ALTERNATIVES

 

1.                     Adopt a Resolution amending Silicon Valley Power’s Rules and Regulations to require that new or modified customer-owned self-generation units utilize only CEC approved renewable generation and fuel sources, providing definition of renewable electric generation facility, and requiring customers to provide proof of eligible certification through the California Energy Commission’s certification process for self-generation other than solar photovoltaic. 

2.                     Do not adopt a Resolution amending Silicon Valley Power’s Rules and Regulations to require that new or modified customer-owned self-generation units utilize only CEC approved renewable generation and fuel sources, providing definition of renewable electric generation facility, and requiring customers to provide proof of eligible certification through the California Energy Commission’s certification process for self-generation other than solar photovoltaic. 

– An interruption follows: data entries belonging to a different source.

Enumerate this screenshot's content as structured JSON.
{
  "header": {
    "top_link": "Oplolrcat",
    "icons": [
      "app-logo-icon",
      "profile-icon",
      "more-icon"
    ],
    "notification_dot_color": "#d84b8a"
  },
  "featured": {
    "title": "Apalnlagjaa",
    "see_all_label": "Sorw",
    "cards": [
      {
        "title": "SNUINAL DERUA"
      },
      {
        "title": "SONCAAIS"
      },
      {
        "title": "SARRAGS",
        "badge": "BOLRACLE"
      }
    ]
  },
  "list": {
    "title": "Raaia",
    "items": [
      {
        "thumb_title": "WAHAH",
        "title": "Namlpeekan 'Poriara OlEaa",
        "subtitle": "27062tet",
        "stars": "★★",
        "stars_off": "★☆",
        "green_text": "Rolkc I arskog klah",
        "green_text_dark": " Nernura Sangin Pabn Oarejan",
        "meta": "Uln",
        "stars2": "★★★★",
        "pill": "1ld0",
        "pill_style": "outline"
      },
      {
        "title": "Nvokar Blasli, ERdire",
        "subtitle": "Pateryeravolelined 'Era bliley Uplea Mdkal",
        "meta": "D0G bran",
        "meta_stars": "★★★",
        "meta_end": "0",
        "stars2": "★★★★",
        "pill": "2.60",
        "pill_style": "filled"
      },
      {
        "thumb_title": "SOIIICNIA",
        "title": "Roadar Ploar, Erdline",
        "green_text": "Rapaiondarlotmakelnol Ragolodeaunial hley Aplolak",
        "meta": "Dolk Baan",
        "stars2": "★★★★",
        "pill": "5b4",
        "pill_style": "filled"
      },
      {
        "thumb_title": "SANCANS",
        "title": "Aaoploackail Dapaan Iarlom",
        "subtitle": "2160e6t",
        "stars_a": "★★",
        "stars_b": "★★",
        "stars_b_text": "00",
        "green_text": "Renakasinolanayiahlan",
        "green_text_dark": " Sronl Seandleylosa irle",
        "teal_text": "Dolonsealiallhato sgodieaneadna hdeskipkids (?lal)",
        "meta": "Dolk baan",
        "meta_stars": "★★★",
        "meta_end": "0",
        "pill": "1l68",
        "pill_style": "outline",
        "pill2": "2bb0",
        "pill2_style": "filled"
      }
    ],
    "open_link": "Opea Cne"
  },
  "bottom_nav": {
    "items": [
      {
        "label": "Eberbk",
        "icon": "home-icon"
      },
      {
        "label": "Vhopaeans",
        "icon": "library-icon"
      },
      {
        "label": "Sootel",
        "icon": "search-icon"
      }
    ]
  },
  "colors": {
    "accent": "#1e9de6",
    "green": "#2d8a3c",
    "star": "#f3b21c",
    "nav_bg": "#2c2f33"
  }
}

3.                     Authorize the City Manager to modify the term of the contract and/or usage requirements for the existing Electric Service Agreement with Intel Corporation

4.                     Do not authorize the City Manager to modify term of the contract and/or usage requirements for the existing Electric Service Agreement with Intel Corporation

 

 

RECOMMENDATION

Recommendation

Alternatives 1 and 3: Adopt a Resolution amending Silicon Valley Power’s Rules and Regulations to require that new or modified customer-owned self-generation units utilize only CEC approved renewable generation and fuel sources, providing definition of renewable electric generation facility, and requiring customers to provide proof of eligible certification through the California Energy Commission’s certification process for self-generation other than solar photovoltaic and Authorize the City Manager to modify the term of the contract and/or usage requirements for the existing Electric Service Agreement with Intel Corporation. 

 

Staff

Reviewed by: Manuel Pineda, Interim Chief Electric Utility Officer

Approved by: Deanna J. Santana, City Manager

ATTACHMENTS

1.                     Resolution Amending Silicon Valley Power Rules and Regulations

2.                     Silicon Valley Power Rules and Regulations (redlined version)

3.                     Silicon Valley Power Rules and Regulations (final version)

4.                     Electric Service Agreement with Intel Corporation

5.                     Silicon Valley Leadership Group Letter

6.                     Equinix Letter

7.                     Bloom E-mail to Council